Problem details
An exact reproduction of the entries is needed. Keep all pictures out of it.

Exercise inputs
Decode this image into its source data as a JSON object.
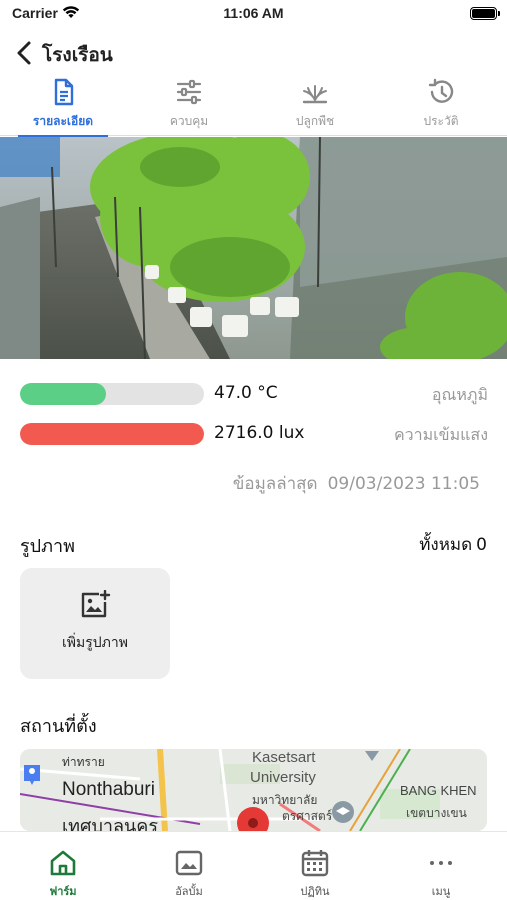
{
  "status_bar": {
    "carrier": "Carrier",
    "time": "11:06 AM"
  },
  "nav": {
    "title": "โรงเรือน"
  },
  "tabs": [
    {
      "label": "รายละเอียด",
      "icon": "document-icon",
      "active": true
    },
    {
      "label": "ควบคุม",
      "icon": "sliders-icon",
      "active": false
    },
    {
      "label": "ปลูกพืช",
      "icon": "plant-icon",
      "active": false
    },
    {
      "label": "ประวัติ",
      "icon": "history-icon",
      "active": false
    }
  ],
  "sensors": [
    {
      "value": "47.0 °C",
      "name": "อุณหภูมิ",
      "level": 0.47,
      "color": "#5ccf86"
    },
    {
      "value": "2716.0 lux",
      "name": "ความเข้มแสง",
      "level": 1.0,
      "color": "#f25a4f"
    }
  ],
  "updated": {
    "label": "ข้อมูลล่าสุด",
    "datetime": "09/03/2023 11:05"
  },
  "images": {
    "title": "รูปภาพ",
    "count_label": "ทั้งหมด",
    "count": "0",
    "add_label": "เพิ่มรูปภาพ"
  },
  "location": {
    "title": "สถานที่ตั้ง",
    "map_labels": {
      "tha_sai": "ท่าทราย",
      "nonthaburi": "Nonthaburi",
      "thesaban": "เทศบาลนคร",
      "kasetsart": "Kasetsart",
      "university": "University",
      "mahawitthayalai": "มหาวิทยาลัย",
      "kasetsat_th": "ตรศาสตร์",
      "bang_khen": "BANG KHEN",
      "khet_bang_khen": "เขตบางเขน"
    }
  },
  "bottom_nav": [
    {
      "label": "ฟาร์ม",
      "icon": "home-icon",
      "active": true
    },
    {
      "label": "อัลบั้ม",
      "icon": "album-icon",
      "active": false
    },
    {
      "label": "ปฏิทิน",
      "icon": "calendar-icon",
      "active": false
    },
    {
      "label": "เมนู",
      "icon": "more-icon",
      "active": false
    }
  ],
  "colors": {
    "accent": "#2f6fdb",
    "farm_green": "#1f7a3a",
    "temp_bar": "#5ccf86",
    "light_bar": "#f25a4f"
  }
}
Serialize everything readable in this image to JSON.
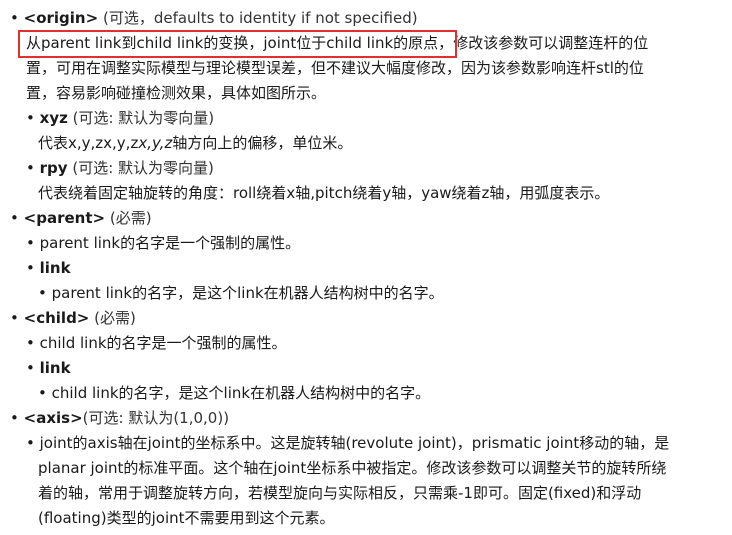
{
  "origin": {
    "tag": "<origin>",
    "note": "(可选，defaults to identity if not specified)",
    "desc_highlight": "从parent link到child link的变换，joint位于child link的原点，",
    "desc_rest1": "修改该参数可以调整连杆的位",
    "desc_line2": "置，可用在调整实际模型与理论模型误差，但不建议大幅度修改，因为该参数影响连杆stl的位",
    "desc_line3": "置，容易影响碰撞检测效果，具体如图所示。",
    "xyz": {
      "name": "xyz",
      "note": "(可选: 默认为零向量)",
      "desc_a": "代表x,y,zx,y,z",
      "desc_b": "x,y,z",
      "desc_c": "轴方向上的偏移，单位米。"
    },
    "rpy": {
      "name": "rpy",
      "note": "(可选: 默认为零向量)",
      "desc": "代表绕着固定轴旋转的角度：roll绕着x轴,pitch绕着y轴，yaw绕着z轴，用弧度表示。"
    }
  },
  "parent": {
    "tag": "<parent>",
    "note": "(必需)",
    "desc": "parent link的名字是一个强制的属性。",
    "link_name": "link",
    "link_desc": "parent link的名字，是这个link在机器人结构树中的名字。"
  },
  "child": {
    "tag": "<child>",
    "note": "(必需)",
    "desc": "child link的名字是一个强制的属性。",
    "link_name": "link",
    "link_desc": "child link的名字，是这个link在机器人结构树中的名字。"
  },
  "axis": {
    "tag": "<axis>",
    "note": "(可选: 默认为(1,0,0))",
    "line1": "joint的axis轴在joint的坐标系中。这是旋转轴(revolute joint)，prismatic joint移动的轴，是",
    "line2": "planar joint的标准平面。这个轴在joint坐标系中被指定。修改该参数可以调整关节的旋转所绕",
    "line3": "着的轴，常用于调整旋转方向，若模型旋向与实际相反，只需乘-1即可。固定(fixed)和浮动",
    "line4": "(floating)类型的joint不需要用到这个元素。"
  },
  "bullet": "•"
}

Answer section
Decode this image into its source data as a JSON object.
{
  "status_bar": {
    "carrier": "Carrier",
    "time": "11:06 AM"
  },
  "nav": {
    "title": "โรงเรือน"
  },
  "tabs": [
    {
      "label": "รายละเอียด",
      "icon": "document-icon",
      "active": true
    },
    {
      "label": "ควบคุม",
      "icon": "sliders-icon",
      "active": false
    },
    {
      "label": "ปลูกพืช",
      "icon": "plant-icon",
      "active": false
    },
    {
      "label": "ประวัติ",
      "icon": "history-icon",
      "active": false
    }
  ],
  "sensors": [
    {
      "value": "47.0 °C",
      "name": "อุณหภูมิ",
      "level": 0.47,
      "color": "#5ccf86"
    },
    {
      "value": "2716.0 lux",
      "name": "ความเข้มแสง",
      "level": 1.0,
      "color": "#f25a4f"
    }
  ],
  "updated": {
    "label": "ข้อมูลล่าสุด",
    "datetime": "09/03/2023 11:05"
  },
  "images": {
    "title": "รูปภาพ",
    "count_label": "ทั้งหมด",
    "count": "0",
    "add_label": "เพิ่มรูปภาพ"
  },
  "location": {
    "title": "สถานที่ตั้ง",
    "map_labels": {
      "tha_sai": "ท่าทราย",
      "nonthaburi": "Nonthaburi",
      "thesaban": "เทศบาลนคร",
      "kasetsart": "Kasetsart",
      "university": "University",
      "mahawitthayalai": "มหาวิทยาลัย",
      "kasetsat_th": "ตรศาสตร์",
      "bang_khen": "BANG KHEN",
      "khet_bang_khen": "เขตบางเขน"
    }
  },
  "bottom_nav": [
    {
      "label": "ฟาร์ม",
      "icon": "home-icon",
      "active": true
    },
    {
      "label": "อัลบั้ม",
      "icon": "album-icon",
      "active": false
    },
    {
      "label": "ปฏิทิน",
      "icon": "calendar-icon",
      "active": false
    },
    {
      "label": "เมนู",
      "icon": "more-icon",
      "active": false
    }
  ],
  "colors": {
    "accent": "#2f6fdb",
    "farm_green": "#1f7a3a",
    "temp_bar": "#5ccf86",
    "light_bar": "#f25a4f"
  }
}
Serialize everything readable in this image to JSON.
{
  "origin": {
    "tag": "<origin>",
    "note": "(可选，defaults to identity if not specified)",
    "desc_highlight": "从parent link到child link的变换，joint位于child link的原点，",
    "desc_rest1": "修改该参数可以调整连杆的位",
    "desc_line2": "置，可用在调整实际模型与理论模型误差，但不建议大幅度修改，因为该参数影响连杆stl的位",
    "desc_line3": "置，容易影响碰撞检测效果，具体如图所示。",
    "xyz": {
      "name": "xyz",
      "note": "(可选: 默认为零向量)",
      "desc_a": "代表x,y,zx,y,z",
      "desc_b": "x,y,z",
      "desc_c": "轴方向上的偏移，单位米。"
    },
    "rpy": {
      "name": "rpy",
      "note": "(可选: 默认为零向量)",
      "desc": "代表绕着固定轴旋转的角度：roll绕着x轴,pitch绕着y轴，yaw绕着z轴，用弧度表示。"
    }
  },
  "parent": {
    "tag": "<parent>",
    "note": "(必需)",
    "desc": "parent link的名字是一个强制的属性。",
    "link_name": "link",
    "link_desc": "parent link的名字，是这个link在机器人结构树中的名字。"
  },
  "child": {
    "tag": "<child>",
    "note": "(必需)",
    "desc": "child link的名字是一个强制的属性。",
    "link_name": "link",
    "link_desc": "child link的名字，是这个link在机器人结构树中的名字。"
  },
  "axis": {
    "tag": "<axis>",
    "note": "(可选: 默认为(1,0,0))",
    "line1": "joint的axis轴在joint的坐标系中。这是旋转轴(revolute joint)，prismatic joint移动的轴，是",
    "line2": "planar joint的标准平面。这个轴在joint坐标系中被指定。修改该参数可以调整关节的旋转所绕",
    "line3": "着的轴，常用于调整旋转方向，若模型旋向与实际相反，只需乘-1即可。固定(fixed)和浮动",
    "line4": "(floating)类型的joint不需要用到这个元素。"
  },
  "bullet": "•"
}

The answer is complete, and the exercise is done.